If the Government have recognised that issue, it is shame that they could not go further. I suspect it is probably because the Minister, to whom I pay tribute, has found that getting anything out of the Treasury is like getting blood out of a stone. I recognise that getting just over £1 billion is a huge achievement, but in the overall scheme of things, and given the effects of the change, it would have been better—it would have been better if acceleration had not been proposed in the first place—if the problems had been properly recognised.
Before Government Members applaud themselves and welcome the change too much, perhaps we should think about the enormous campaign that was waged against the proposals. Would that campaign have existed if the Government had proposed at the outset what they propose now? In other words, when all this started, if it had been proposed that there would be an acceleration of the women’s state pension age up to 66 before 2020 so that 300,000 women would have to wait 18 months longer—on top of the delay they were already facing because of the timetable already set—would there have been the same outcry and the same campaign? I think that the answer to that question is unequivocally yes.

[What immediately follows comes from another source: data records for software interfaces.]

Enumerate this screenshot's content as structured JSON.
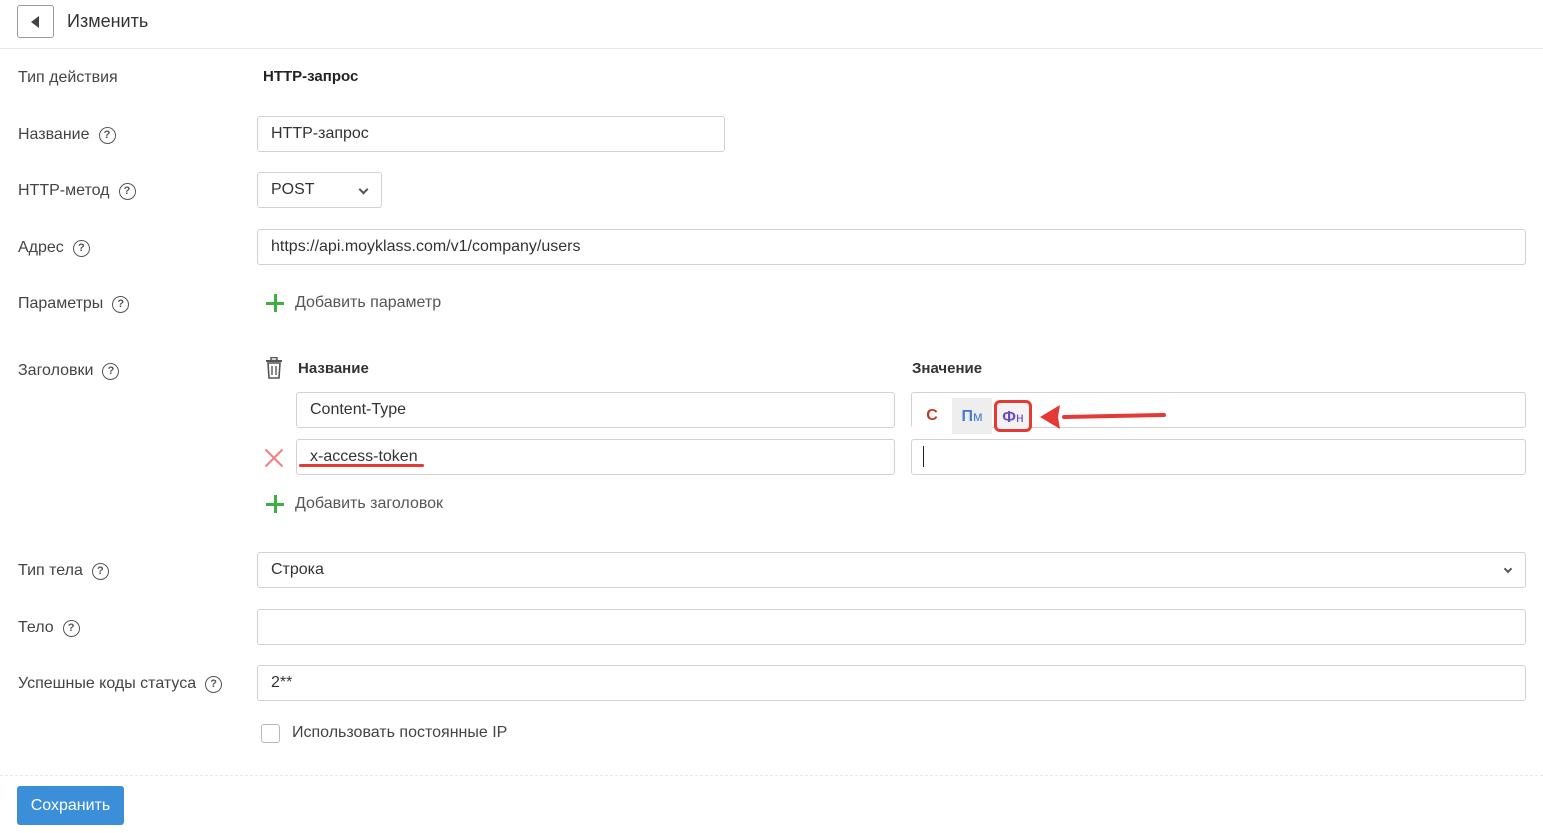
{
  "header": {
    "title": "Изменить"
  },
  "form": {
    "action_type": {
      "label": "Тип действия",
      "value": "HTTP-запрос"
    },
    "name": {
      "label": "Название",
      "value": "HTTP-запрос"
    },
    "http_method": {
      "label": "HTTP-метод",
      "value": "POST"
    },
    "address": {
      "label": "Адрес",
      "value": "https://api.moyklass.com/v1/company/users"
    },
    "params": {
      "label": "Параметры",
      "add_label": "Добавить параметр"
    },
    "headers": {
      "label": "Заголовки",
      "col_name": "Название",
      "col_value": "Значение",
      "rows": [
        {
          "name": "Content-Type",
          "value": ""
        },
        {
          "name": "x-access-token",
          "value": ""
        }
      ],
      "mode_buttons": {
        "c": "С",
        "pm_main": "П",
        "pm_sub": "м",
        "fn_main": "Ф",
        "fn_sub": "н"
      },
      "add_label": "Добавить заголовок"
    },
    "body_type": {
      "label": "Тип тела",
      "value": "Строка"
    },
    "body": {
      "label": "Тело",
      "value": ""
    },
    "status_codes": {
      "label": "Успешные коды статуса",
      "value": "2**"
    },
    "static_ip": {
      "label": "Использовать постоянные IP",
      "checked": false
    }
  },
  "footer": {
    "save_label": "Сохранить"
  },
  "help_mark": "?",
  "colors": {
    "accent": "#3a8fd8",
    "add": "#3cb043",
    "highlight": "#e53935"
  }
}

Just because the Government have made something bad slightly less worse, it does not mean that what is being proposed is not particularly bad. Someone who, after an accident, is told by a surgeon that they will lose both their legs, and who finds out after they come out of the anaesthetic that they have lost only one might feel a degree of elation that this was better than they had expected. However, someone going into an operation expecting to lose a leg who does lose one would still feel disappointed. In other words, the amendments that we are being asked to vote on still do not amount to a good deal for the group of women concerned.